An Irish Viking. The concept has become more real and more captivating. Anyone who’s read even a bit about the history of the Vikings knows that their DNA is likely to be found in people living in the British Isles today. New research shows that the Irish definitely have their fair share of Viking heritage–in fact, the Irish are more genetically diverse than most people may assume.
The Irish have Viking and Norman ancestry in similar proportions to the English. A comprehensive DNA map of the Irish has for the first time revealed lasting contributions from British, Scandinavian, and French invasions.
“By comparing 1,000 Irish genomes with over 6,000 genomes from Britain and mainland Europe, genetic clusters within the west of Ireland, in particular, were discovered for the first time, leading the researchers to investigate if invasions from the Vikings and Normans to the east may have influenced genetics in that part of the country,” according to Irish Central.

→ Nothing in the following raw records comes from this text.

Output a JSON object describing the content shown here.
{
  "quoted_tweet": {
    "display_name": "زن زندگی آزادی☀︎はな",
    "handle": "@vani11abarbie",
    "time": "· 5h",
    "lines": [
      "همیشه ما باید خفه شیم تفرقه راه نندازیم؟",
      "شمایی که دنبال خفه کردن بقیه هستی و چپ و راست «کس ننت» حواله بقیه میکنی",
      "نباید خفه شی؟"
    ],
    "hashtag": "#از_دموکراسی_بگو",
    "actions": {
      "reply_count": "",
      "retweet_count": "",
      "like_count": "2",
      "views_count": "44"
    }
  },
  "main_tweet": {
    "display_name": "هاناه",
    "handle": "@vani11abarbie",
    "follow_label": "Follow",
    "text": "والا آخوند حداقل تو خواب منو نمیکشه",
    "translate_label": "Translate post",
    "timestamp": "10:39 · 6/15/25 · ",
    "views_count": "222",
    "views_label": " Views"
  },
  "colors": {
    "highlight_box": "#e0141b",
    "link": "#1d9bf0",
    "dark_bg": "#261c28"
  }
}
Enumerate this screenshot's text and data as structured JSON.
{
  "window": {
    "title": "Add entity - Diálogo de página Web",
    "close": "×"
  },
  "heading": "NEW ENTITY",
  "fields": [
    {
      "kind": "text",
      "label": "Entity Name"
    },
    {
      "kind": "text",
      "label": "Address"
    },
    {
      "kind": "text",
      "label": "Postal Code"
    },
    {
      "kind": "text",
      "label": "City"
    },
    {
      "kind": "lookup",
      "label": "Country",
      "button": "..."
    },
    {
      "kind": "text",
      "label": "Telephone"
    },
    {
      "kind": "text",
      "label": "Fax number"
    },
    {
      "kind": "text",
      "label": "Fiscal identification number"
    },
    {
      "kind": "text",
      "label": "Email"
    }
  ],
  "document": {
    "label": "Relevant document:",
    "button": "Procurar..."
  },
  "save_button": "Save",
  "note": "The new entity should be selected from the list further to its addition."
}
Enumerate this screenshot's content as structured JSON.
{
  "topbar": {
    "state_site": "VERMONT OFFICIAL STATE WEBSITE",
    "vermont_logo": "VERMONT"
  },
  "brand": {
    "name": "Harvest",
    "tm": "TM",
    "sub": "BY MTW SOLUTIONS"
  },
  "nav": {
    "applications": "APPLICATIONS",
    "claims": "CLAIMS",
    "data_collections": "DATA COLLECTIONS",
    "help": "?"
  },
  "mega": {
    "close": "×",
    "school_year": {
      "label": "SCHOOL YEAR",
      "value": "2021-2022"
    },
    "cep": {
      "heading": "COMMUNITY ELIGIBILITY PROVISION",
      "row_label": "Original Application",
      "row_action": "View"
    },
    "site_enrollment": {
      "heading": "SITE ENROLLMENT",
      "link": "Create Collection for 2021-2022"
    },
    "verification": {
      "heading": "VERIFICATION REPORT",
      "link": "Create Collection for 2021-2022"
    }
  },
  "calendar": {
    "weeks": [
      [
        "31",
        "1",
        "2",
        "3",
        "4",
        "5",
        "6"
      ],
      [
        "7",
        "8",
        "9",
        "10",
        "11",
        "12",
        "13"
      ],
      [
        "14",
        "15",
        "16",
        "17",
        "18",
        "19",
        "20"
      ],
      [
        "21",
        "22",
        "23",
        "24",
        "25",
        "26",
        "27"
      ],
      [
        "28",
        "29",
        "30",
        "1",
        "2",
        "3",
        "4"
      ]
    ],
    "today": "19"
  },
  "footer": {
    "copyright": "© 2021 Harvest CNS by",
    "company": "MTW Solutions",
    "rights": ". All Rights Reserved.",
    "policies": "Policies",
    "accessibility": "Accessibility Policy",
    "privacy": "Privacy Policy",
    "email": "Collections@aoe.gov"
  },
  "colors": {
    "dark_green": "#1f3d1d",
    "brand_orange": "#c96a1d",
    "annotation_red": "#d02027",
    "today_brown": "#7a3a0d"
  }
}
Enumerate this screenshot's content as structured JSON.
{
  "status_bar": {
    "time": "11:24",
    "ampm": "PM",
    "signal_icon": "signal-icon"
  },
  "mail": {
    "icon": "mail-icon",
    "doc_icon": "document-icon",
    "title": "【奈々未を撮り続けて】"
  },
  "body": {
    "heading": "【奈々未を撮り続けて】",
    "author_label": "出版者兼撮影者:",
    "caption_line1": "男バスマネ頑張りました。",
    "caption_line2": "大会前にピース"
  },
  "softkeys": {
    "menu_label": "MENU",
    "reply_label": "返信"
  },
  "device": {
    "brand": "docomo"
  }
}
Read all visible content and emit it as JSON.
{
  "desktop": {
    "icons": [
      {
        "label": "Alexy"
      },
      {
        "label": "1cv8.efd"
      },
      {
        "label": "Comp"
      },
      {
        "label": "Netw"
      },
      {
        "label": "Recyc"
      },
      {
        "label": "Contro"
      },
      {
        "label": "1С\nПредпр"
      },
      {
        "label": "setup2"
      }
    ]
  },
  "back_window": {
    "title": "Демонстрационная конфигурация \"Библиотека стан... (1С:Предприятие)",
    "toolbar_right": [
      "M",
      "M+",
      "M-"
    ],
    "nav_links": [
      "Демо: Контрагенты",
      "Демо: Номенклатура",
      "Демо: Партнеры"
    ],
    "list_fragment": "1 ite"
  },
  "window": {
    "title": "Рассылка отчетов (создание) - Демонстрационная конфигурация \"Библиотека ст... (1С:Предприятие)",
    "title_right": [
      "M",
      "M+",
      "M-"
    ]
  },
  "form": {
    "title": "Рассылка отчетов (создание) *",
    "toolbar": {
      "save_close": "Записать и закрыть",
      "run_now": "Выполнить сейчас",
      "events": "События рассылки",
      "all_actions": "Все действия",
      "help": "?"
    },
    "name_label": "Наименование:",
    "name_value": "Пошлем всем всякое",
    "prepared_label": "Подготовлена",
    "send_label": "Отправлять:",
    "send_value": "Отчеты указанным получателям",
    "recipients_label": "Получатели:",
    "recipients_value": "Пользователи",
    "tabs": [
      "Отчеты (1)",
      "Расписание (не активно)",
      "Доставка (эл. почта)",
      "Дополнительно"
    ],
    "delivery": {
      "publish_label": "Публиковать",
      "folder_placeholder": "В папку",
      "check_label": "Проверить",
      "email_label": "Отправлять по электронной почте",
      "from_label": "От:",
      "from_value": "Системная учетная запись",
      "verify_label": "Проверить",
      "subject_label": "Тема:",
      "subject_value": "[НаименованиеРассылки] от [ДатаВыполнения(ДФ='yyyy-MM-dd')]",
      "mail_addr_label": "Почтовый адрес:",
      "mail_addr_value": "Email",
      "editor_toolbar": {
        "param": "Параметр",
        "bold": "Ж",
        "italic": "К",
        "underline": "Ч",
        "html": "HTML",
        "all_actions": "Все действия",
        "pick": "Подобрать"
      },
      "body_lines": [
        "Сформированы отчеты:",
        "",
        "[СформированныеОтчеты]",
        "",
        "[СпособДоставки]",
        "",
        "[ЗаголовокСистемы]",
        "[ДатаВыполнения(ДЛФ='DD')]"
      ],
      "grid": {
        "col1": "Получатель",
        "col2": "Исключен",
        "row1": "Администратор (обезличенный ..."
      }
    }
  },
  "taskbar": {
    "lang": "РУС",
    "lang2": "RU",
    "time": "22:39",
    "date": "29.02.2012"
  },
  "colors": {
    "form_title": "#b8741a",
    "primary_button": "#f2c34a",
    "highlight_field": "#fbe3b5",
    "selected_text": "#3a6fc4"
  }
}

Because of extensive Irish immigration to the United States and other countries, these findings have ramifications. There are 80 million people in the world who claim Irish heritage. “This subtle genetic structure within such a small country has implications for medical genetic association studies,” said Trinity College Dublin geneticist Dr. Ross Byrne. In fact a number of American slang words have roots coming from the Irish:
Researchers found 23 distinct genetic clusters, separated by geography by comparing mutations from almost 1,000 Irish genomes with over 6,000 from Britain and mainland Europe. “These are most distinct in western Ireland, but less pronounced in the east, where historical migrations have erased the genetic variations,” said the Irish Mirror.
The researchers studied genes from Europe and calculated the timing of the historical migrations of the Norse-Vikings and the Anglo-Normans to Ireland, yielding dates consistent with historical records.
The Vikings invaded Ireland for the first time in the 8th century, raiding a monastery on Rathlin Island on the northeast coast. The Viking warriors were large in numbers and well armed. They moved inland along river-ways, attacking the monastic settlements they came across. They also took captives to trade as slaves.
The Vikings in Ireland built wintering camps, known as longphorts (derived from the Irish words boat & fort), a ship port. This meant they could settle on the island longer. They used their longphorts as a base allowing them to perform further in-land raids.
Although longphorts were mainly built to only last one winter, some of them became major settlements, such as the one in Dublin, Dyflinn, founded in 841 AD. Excavations during the 1970’s discovered more than 100 homes from this early period and thousands of daily household objects in Dublin.
The Viking conquest in Ireland would continue for more than 200 years, until the arrival of the Anglo-Normans. In the late 12th century, the Norman lords who had already subjugated England came to Ireland to take large plots of land. In the 16th century, under Elizabeth I, many more English Protestant families arrived, often displacing the native Catholics.
It’s believed that the first group of Vikings to invade Ireland were from Scandinavia. They had also settled in Scotland and would later became known as Gallowglass, an elite mercenary warrior group. From the mid-13th to the early 17th centuries they fought for hire in Ireland itself. Their name is an Anglicization of the Gaelic word gallóglach (roughly pronounced GAHL-o-glukh), which translates as “foreign warrior.”
Gallowglass are descendants of not only Vikings but of Scots native to the western Highlands and Hebrides. As Scottish historian Fergus Cannan notes, the Gallowglass “lived for war.…His sole function was to fight, and his only contribution to society was destruction.”
Nancy Bilyeau, a former staff editor at Entertainment Weekly, Rolling Stone, and InStyle, has written a trilogy of historical thrillers for Touchstone Books. Her new book, The Blue, is a spy story set in the 18th-century porcelain world. For more information, go to www.nancybilyeau.com